# Items from a dataset
------------------------------------------------

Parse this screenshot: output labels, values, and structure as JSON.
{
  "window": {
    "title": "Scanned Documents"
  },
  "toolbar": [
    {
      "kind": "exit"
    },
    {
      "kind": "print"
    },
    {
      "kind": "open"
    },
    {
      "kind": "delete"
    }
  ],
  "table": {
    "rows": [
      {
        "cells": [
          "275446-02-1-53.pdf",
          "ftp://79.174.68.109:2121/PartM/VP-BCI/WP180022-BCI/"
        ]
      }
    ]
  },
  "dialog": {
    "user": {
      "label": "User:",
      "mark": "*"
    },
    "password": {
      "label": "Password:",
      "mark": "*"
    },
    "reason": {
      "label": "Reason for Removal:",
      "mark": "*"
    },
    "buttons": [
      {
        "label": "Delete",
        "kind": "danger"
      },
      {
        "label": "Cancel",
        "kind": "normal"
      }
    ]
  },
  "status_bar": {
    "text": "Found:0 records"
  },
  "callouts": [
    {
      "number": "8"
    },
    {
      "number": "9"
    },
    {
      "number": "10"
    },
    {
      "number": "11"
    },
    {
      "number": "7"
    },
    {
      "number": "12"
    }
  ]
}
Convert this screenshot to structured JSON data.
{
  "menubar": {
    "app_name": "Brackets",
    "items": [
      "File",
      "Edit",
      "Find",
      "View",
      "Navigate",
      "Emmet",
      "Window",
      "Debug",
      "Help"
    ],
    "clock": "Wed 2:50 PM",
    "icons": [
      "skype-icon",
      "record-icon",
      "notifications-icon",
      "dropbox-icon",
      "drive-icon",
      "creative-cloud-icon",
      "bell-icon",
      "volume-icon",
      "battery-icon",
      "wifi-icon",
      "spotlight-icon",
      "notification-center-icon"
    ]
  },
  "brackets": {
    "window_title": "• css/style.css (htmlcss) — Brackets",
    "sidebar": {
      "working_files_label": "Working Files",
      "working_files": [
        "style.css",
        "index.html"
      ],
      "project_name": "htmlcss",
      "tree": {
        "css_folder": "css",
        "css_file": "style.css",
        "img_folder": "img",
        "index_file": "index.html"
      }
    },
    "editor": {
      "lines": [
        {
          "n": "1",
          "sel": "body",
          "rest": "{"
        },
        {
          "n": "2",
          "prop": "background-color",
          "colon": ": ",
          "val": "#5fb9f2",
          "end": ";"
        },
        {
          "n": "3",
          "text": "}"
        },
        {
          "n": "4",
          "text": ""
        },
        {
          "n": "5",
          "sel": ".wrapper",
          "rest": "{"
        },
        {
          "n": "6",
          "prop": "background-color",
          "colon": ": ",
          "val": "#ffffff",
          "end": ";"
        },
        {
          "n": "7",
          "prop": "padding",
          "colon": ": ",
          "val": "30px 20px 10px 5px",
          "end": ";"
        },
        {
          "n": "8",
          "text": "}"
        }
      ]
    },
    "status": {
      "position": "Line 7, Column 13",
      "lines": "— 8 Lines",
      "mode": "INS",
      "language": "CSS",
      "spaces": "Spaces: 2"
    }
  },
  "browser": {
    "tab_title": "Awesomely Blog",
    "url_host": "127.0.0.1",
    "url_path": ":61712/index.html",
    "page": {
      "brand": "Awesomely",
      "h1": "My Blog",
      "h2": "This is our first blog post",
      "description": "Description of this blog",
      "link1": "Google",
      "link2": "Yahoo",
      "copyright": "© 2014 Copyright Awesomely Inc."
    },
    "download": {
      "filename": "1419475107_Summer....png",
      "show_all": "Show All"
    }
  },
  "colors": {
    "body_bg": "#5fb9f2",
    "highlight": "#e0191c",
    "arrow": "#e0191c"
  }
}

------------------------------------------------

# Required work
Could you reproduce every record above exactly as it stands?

# Task solution
Parse this screenshot: output labels, values, and structure as JSON.
{
  "window": {
    "title": "Scanned Documents"
  },
  "toolbar": [
    {
      "kind": "exit"
    },
    {
      "kind": "print"
    },
    {
      "kind": "open"
    },
    {
      "kind": "delete"
    }
  ],
  "table": {
    "rows": [
      {
        "cells": [
          "275446-02-1-53.pdf",
          "ftp://79.174.68.109:2121/PartM/VP-BCI/WP180022-BCI/"
        ]
      }
    ]
  },
  "dialog": {
    "user": {
      "label": "User:",
      "mark": "*"
    },
    "password": {
      "label": "Password:",
      "mark": "*"
    },
    "reason": {
      "label": "Reason for Removal:",
      "mark": "*"
    },
    "buttons": [
      {
        "label": "Delete",
        "kind": "danger"
      },
      {
        "label": "Cancel",
        "kind": "normal"
      }
    ]
  },
  "status_bar": {
    "text": "Found:0 records"
  },
  "callouts": [
    {
      "number": "8"
    },
    {
      "number": "9"
    },
    {
      "number": "10"
    },
    {
      "number": "11"
    },
    {
      "number": "7"
    },
    {
      "number": "12"
    }
  ]
}
Convert this screenshot to structured JSON data.
{
  "menubar": {
    "app_name": "Brackets",
    "items": [
      "File",
      "Edit",
      "Find",
      "View",
      "Navigate",
      "Emmet",
      "Window",
      "Debug",
      "Help"
    ],
    "clock": "Wed 2:50 PM",
    "icons": [
      "skype-icon",
      "record-icon",
      "notifications-icon",
      "dropbox-icon",
      "drive-icon",
      "creative-cloud-icon",
      "bell-icon",
      "volume-icon",
      "battery-icon",
      "wifi-icon",
      "spotlight-icon",
      "notification-center-icon"
    ]
  },
  "brackets": {
    "window_title": "• css/style.css (htmlcss) — Brackets",
    "sidebar": {
      "working_files_label": "Working Files",
      "working_files": [
        "style.css",
        "index.html"
      ],
      "project_name": "htmlcss",
      "tree": {
        "css_folder": "css",
        "css_file": "style.css",
        "img_folder": "img",
        "index_file": "index.html"
      }
    },
    "editor": {
      "lines": [
        {
          "n": "1",
          "sel": "body",
          "rest": "{"
        },
        {
          "n": "2",
          "prop": "background-color",
          "colon": ": ",
          "val": "#5fb9f2",
          "end": ";"
        },
        {
          "n": "3",
          "text": "}"
        },
        {
          "n": "4",
          "text": ""
        },
        {
          "n": "5",
          "sel": ".wrapper",
          "rest": "{"
        },
        {
          "n": "6",
          "prop": "background-color",
          "colon": ": ",
          "val": "#ffffff",
          "end": ";"
        },
        {
          "n": "7",
          "prop": "padding",
          "colon": ": ",
          "val": "30px 20px 10px 5px",
          "end": ";"
        },
        {
          "n": "8",
          "text": "}"
        }
      ]
    },
    "status": {
      "position": "Line 7, Column 13",
      "lines": "— 8 Lines",
      "mode": "INS",
      "language": "CSS",
      "spaces": "Spaces: 2"
    }
  },
  "browser": {
    "tab_title": "Awesomely Blog",
    "url_host": "127.0.0.1",
    "url_path": ":61712/index.html",
    "page": {
      "brand": "Awesomely",
      "h1": "My Blog",
      "h2": "This is our first blog post",
      "description": "Description of this blog",
      "link1": "Google",
      "link2": "Yahoo",
      "copyright": "© 2014 Copyright Awesomely Inc."
    },
    "download": {
      "filename": "1419475107_Summer....png",
      "show_all": "Show All"
    }
  },
  "colors": {
    "body_bg": "#5fb9f2",
    "highlight": "#e0191c",
    "arrow": "#e0191c"
  }
}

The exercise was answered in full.